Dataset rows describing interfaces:
=== Begin Enclosure ===
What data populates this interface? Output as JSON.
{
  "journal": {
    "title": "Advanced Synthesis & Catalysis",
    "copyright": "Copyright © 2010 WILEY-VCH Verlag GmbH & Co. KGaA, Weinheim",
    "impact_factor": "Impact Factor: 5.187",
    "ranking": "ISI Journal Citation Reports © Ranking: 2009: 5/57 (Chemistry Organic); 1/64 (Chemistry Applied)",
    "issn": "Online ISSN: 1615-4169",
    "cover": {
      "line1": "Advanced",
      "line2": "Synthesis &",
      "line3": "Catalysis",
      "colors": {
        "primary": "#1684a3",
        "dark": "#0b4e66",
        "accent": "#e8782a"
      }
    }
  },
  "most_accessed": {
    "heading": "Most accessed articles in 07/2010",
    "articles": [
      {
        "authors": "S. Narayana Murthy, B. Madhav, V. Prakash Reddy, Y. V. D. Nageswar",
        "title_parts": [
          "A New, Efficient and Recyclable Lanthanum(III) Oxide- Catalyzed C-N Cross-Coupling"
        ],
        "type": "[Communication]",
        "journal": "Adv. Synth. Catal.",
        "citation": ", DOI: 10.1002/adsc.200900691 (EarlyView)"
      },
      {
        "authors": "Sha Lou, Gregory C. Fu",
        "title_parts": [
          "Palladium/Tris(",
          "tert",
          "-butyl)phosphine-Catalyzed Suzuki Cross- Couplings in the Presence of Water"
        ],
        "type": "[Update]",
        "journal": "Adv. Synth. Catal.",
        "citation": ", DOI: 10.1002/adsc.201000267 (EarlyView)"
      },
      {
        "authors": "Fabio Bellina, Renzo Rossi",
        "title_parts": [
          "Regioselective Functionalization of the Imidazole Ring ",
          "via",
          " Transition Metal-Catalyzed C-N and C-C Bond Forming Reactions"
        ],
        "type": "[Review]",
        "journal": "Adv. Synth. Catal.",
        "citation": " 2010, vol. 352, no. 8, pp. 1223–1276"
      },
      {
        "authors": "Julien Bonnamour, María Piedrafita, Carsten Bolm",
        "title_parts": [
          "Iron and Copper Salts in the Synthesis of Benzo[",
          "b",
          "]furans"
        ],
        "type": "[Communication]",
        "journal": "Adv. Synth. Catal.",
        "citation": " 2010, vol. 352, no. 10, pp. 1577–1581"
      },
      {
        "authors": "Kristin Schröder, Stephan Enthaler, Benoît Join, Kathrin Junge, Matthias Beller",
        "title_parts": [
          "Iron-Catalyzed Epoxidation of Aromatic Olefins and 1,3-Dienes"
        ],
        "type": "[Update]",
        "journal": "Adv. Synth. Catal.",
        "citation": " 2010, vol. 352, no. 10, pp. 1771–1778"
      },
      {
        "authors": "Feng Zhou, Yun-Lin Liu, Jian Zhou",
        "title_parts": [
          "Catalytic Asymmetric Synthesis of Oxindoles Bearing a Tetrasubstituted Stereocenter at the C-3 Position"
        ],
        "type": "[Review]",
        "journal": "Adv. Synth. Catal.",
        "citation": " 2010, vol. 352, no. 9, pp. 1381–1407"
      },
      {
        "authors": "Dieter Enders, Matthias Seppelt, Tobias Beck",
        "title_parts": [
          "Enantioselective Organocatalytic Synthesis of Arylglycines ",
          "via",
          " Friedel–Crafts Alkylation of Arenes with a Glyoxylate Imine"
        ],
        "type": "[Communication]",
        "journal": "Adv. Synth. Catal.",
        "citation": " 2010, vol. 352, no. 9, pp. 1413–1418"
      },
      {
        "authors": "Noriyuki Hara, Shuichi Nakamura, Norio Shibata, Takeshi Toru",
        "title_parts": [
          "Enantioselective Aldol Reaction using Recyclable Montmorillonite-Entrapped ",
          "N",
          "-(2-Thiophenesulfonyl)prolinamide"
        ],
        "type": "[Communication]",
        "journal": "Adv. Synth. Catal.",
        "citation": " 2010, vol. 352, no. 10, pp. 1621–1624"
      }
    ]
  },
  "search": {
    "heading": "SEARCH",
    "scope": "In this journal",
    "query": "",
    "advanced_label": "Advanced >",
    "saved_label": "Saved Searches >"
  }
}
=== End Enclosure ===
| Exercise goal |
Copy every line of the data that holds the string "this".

| Answer space |
What data populates this interface? Output as JSON.
    "scope": "In this journal",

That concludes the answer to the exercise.